After living for five years in Ecuador in the 1960s, Weehawken-based author James Dette came back with his family to Weehawken. “I went down with one and came back with three,” said Dette about his children, of which he now has four.
Dette describes the life he once had in Ecuador as “wonderful, the greatest experience of our life.” In 1962, Dette and his wife Evelyn moved to Quito, where he worked as an officer for the American Institute for Free Labor Development, helping Ecuadorian trade unions with loans and other projects. He also worked in Quito as a Catholic missionary.
“It’s a love story.” – James Dette, about his new novel.
Dette retains his love for Latin America, as reflected in a new work of fiction he has just published.
‘The struggle for justice’
Forty-four years after returning from Ecuador, Dette has published a novel called “The Tree in Calle Sulaco.” The title refers to a tree in the middle of the street on the border between Ecuador and Peru.
“[It is] some sort of meeting place where people would come to chat,” said Dette about the inspiration for the name of his novel. His wife Evelyn contributed to the artwork for the cover.
“It is a love story,” said Dette.
His novel begins in Costaguana, a fictional country in Latin America that Joseph Conrad invented for his 1904 novel “Nostromo.”
The main topic in “The Tree in Calle Sulaco” is the labor unions during the 1960s in Latin America. Dette dedicates his novel to “the unsung Latin American union and cooperative leaders and North American missioners and workers in the various aid organizations who have been murdered in their struggle for justice.”
About the author
James Dette studied civil engineering and worked as a consultant until 1991. After he retired, he picked up creative writing. He joined a writing center in Englewood Cliffs.
He has written op-eds, essays, and travel articles for the New York Times, Irish America, the Record, Street News, and others. Some of his essays have particular subjects, like one containing reflections on being a newspaper boy.
Dette’s first novel, “Rollmops: a Novel of Local Politics” was published by the publishing arm of the writing center in Englewood Cliffs, which is called Full Court Press, on Oct. 1, 2009. It is the story of Johnny Kavanaugh, a politician in Hoboken who “has made a comfortable life for himself but must finally admit that he no longer recognizes the world around him.”
Books and advice for writers

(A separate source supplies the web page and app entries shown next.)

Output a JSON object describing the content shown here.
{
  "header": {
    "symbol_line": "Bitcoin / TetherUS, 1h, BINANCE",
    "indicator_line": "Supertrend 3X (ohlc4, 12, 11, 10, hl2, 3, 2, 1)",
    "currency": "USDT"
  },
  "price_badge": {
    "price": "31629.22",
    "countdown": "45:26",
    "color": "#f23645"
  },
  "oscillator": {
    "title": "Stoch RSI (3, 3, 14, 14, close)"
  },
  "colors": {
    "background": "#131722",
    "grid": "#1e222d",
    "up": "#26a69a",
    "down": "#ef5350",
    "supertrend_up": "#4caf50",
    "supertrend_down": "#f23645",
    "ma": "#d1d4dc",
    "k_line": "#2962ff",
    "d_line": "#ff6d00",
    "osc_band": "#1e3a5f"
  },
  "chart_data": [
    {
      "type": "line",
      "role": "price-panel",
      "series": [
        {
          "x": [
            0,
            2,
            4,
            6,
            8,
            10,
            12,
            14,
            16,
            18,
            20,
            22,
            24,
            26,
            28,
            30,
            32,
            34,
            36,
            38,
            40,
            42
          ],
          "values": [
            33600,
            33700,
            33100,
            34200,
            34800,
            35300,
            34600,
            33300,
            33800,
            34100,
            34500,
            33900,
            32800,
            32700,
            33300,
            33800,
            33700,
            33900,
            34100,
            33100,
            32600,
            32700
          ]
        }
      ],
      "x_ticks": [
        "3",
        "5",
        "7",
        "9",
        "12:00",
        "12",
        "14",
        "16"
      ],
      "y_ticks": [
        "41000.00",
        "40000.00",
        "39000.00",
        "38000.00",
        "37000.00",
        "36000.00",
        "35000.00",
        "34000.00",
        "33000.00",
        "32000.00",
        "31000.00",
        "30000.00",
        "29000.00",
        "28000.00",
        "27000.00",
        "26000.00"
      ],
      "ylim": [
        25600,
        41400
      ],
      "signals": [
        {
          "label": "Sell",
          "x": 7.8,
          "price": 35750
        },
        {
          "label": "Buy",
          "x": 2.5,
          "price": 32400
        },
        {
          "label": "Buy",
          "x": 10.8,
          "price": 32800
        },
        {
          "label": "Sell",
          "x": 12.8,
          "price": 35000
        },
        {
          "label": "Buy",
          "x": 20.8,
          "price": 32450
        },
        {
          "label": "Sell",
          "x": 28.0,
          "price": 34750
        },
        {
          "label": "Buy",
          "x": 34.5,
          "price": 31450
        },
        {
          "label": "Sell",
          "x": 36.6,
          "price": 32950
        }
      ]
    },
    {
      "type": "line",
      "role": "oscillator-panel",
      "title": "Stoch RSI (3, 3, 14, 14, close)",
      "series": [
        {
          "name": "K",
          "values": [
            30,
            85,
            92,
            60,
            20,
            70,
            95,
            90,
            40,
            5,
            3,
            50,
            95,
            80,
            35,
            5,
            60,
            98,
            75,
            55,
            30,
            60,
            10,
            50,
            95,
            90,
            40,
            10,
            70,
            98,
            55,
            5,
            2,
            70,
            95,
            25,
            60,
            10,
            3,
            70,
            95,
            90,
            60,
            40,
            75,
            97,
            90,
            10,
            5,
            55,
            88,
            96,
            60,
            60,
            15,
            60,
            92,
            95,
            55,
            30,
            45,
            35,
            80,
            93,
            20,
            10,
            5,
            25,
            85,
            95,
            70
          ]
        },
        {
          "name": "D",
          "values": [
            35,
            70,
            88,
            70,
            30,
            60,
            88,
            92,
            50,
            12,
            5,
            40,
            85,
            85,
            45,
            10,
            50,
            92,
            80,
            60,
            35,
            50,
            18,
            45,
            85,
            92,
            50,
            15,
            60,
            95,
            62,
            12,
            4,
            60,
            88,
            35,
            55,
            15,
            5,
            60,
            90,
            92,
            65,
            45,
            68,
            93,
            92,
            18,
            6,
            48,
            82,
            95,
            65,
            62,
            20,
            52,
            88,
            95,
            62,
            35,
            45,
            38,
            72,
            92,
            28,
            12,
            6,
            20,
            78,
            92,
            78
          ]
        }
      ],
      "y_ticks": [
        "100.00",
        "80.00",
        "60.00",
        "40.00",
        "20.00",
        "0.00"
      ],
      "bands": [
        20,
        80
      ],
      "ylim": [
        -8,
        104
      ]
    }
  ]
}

“I’m very selective,” said Dette about the fiction he reads. He enjoyed “The Name of the Rose” by Umberto Eco. He also likes Amy Tan’s books. “I love her writing,” he said.

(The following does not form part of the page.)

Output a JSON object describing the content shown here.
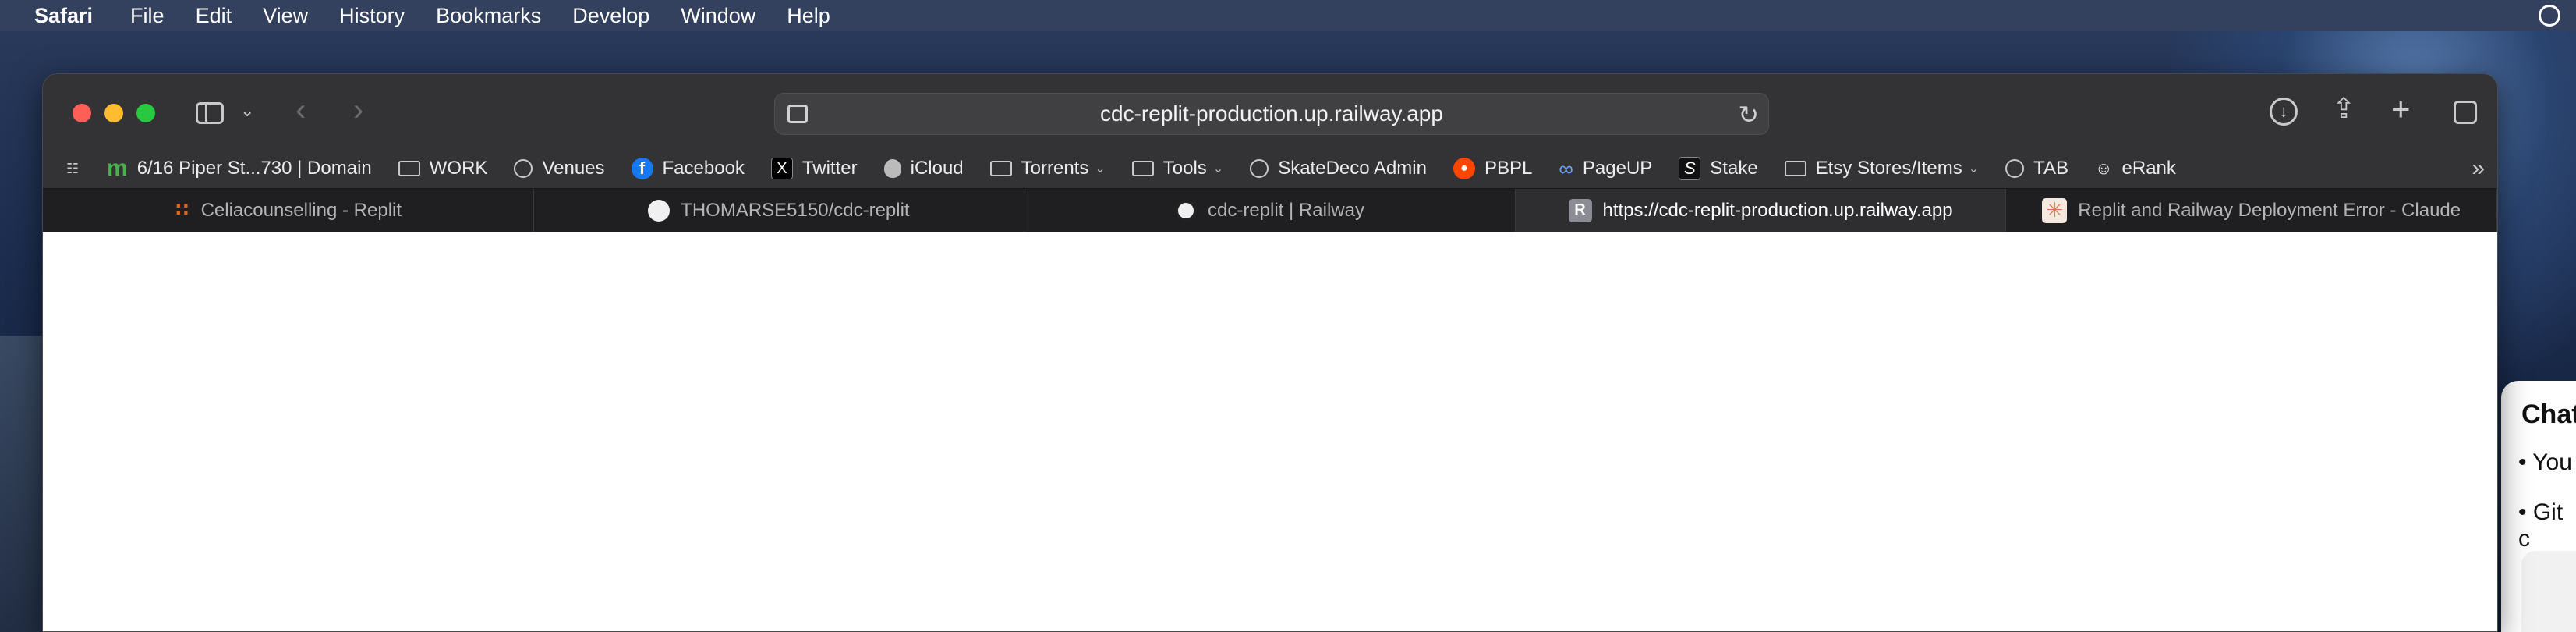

To young writers, his advice is to take advantage of writing groups and centers and “just write.” He tries to write every day. For his next project, he would like to write a sequel to his novel and longer essays.
“Be prepared for rejection; lots of it,” he said. He recalled sending out his first novel to more than 100 agents. He said he got “a couple of bites for some chapters and one for the whole novel.”
James Dette will be having a public reading of his novel “The Tree in Calle Sulaco” at the Weehawken library. The date will be announced soon. You can purchase his novels at www.amazon.com.